(Given records begins)
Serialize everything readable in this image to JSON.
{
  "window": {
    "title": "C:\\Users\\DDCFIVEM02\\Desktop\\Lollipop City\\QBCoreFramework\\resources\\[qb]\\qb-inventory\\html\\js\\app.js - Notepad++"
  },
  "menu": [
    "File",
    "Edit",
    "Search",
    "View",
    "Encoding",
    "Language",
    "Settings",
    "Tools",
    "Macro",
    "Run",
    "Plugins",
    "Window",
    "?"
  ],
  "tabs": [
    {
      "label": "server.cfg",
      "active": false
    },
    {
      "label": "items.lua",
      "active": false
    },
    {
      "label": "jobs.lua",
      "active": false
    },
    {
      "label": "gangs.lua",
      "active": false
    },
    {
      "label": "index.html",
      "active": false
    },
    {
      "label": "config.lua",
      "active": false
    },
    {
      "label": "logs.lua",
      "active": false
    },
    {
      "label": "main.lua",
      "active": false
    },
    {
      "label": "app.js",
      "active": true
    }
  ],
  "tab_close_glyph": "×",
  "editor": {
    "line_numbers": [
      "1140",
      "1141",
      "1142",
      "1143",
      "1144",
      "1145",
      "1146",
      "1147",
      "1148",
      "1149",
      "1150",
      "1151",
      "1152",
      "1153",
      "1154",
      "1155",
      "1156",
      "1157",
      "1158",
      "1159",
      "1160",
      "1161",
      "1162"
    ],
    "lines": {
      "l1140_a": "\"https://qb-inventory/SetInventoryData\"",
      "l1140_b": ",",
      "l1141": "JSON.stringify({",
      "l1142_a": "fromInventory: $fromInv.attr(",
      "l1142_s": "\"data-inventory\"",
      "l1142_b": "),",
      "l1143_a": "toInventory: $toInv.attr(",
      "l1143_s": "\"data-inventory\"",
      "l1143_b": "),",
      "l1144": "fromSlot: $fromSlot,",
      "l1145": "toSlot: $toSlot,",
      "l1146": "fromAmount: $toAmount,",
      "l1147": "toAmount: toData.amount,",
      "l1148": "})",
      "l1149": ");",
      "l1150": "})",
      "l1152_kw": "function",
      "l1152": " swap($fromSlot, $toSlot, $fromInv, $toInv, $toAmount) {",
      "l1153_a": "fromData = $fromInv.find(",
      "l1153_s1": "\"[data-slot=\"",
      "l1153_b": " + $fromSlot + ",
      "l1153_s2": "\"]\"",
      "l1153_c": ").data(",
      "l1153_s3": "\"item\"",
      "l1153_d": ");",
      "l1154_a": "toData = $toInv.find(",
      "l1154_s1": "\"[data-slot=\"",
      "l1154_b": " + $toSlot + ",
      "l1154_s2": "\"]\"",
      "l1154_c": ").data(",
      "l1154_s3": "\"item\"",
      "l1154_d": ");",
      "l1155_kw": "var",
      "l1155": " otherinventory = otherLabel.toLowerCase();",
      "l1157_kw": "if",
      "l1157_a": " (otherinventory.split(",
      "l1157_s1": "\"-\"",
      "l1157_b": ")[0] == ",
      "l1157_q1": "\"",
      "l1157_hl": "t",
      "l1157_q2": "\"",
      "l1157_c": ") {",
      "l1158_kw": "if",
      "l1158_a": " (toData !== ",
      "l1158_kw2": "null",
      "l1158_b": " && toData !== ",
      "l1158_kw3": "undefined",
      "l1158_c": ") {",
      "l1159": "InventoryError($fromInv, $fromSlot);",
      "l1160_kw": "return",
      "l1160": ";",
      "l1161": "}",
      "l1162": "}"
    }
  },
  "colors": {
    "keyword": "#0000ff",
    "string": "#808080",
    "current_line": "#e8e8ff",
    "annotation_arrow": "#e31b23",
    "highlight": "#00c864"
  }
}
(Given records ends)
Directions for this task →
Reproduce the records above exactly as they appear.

Problem solution →
Serialize everything readable in this image to JSON.
{
  "window": {
    "title": "C:\\Users\\DDCFIVEM02\\Desktop\\Lollipop City\\QBCoreFramework\\resources\\[qb]\\qb-inventory\\html\\js\\app.js - Notepad++"
  },
  "menu": [
    "File",
    "Edit",
    "Search",
    "View",
    "Encoding",
    "Language",
    "Settings",
    "Tools",
    "Macro",
    "Run",
    "Plugins",
    "Window",
    "?"
  ],
  "tabs": [
    {
      "label": "server.cfg",
      "active": false
    },
    {
      "label": "items.lua",
      "active": false
    },
    {
      "label": "jobs.lua",
      "active": false
    },
    {
      "label": "gangs.lua",
      "active": false
    },
    {
      "label": "index.html",
      "active": false
    },
    {
      "label": "config.lua",
      "active": false
    },
    {
      "label": "logs.lua",
      "active": false
    },
    {
      "label": "main.lua",
      "active": false
    },
    {
      "label": "app.js",
      "active": true
    }
  ],
  "tab_close_glyph": "×",
  "editor": {
    "line_numbers": [
      "1140",
      "1141",
      "1142",
      "1143",
      "1144",
      "1145",
      "1146",
      "1147",
      "1148",
      "1149",
      "1150",
      "1151",
      "1152",
      "1153",
      "1154",
      "1155",
      "1156",
      "1157",
      "1158",
      "1159",
      "1160",
      "1161",
      "1162"
    ],
    "lines": {
      "l1140_a": "\"https://qb-inventory/SetInventoryData\"",
      "l1140_b": ",",
      "l1141": "JSON.stringify({",
      "l1142_a": "fromInventory: $fromInv.attr(",
      "l1142_s": "\"data-inventory\"",
      "l1142_b": "),",
      "l1143_a": "toInventory: $toInv.attr(",
      "l1143_s": "\"data-inventory\"",
      "l1143_b": "),",
      "l1144": "fromSlot: $fromSlot,",
      "l1145": "toSlot: $toSlot,",
      "l1146": "fromAmount: $toAmount,",
      "l1147": "toAmount: toData.amount,",
      "l1148": "})",
      "l1149": ");",
      "l1150": "})",
      "l1152_kw": "function",
      "l1152": " swap($fromSlot, $toSlot, $fromInv, $toInv, $toAmount) {",
      "l1153_a": "fromData = $fromInv.find(",
      "l1153_s1": "\"[data-slot=\"",
      "l1153_b": " + $fromSlot + ",
      "l1153_s2": "\"]\"",
      "l1153_c": ").data(",
      "l1153_s3": "\"item\"",
      "l1153_d": ");",
      "l1154_a": "toData = $toInv.find(",
      "l1154_s1": "\"[data-slot=\"",
      "l1154_b": " + $toSlot + ",
      "l1154_s2": "\"]\"",
      "l1154_c": ").data(",
      "l1154_s3": "\"item\"",
      "l1154_d": ");",
      "l1155_kw": "var",
      "l1155": " otherinventory = otherLabel.toLowerCase();",
      "l1157_kw": "if",
      "l1157_a": " (otherinventory.split(",
      "l1157_s1": "\"-\"",
      "l1157_b": ")[0] == ",
      "l1157_q1": "\"",
      "l1157_hl": "t",
      "l1157_q2": "\"",
      "l1157_c": ") {",
      "l1158_kw": "if",
      "l1158_a": " (toData !== ",
      "l1158_kw2": "null",
      "l1158_b": " && toData !== ",
      "l1158_kw3": "undefined",
      "l1158_c": ") {",
      "l1159": "InventoryError($fromInv, $fromSlot);",
      "l1160_kw": "return",
      "l1160": ";",
      "l1161": "}",
      "l1162": "}"
    }
  },
  "colors": {
    "keyword": "#0000ff",
    "string": "#808080",
    "current_line": "#e8e8ff",
    "annotation_arrow": "#e31b23",
    "highlight": "#00c864"
  }
}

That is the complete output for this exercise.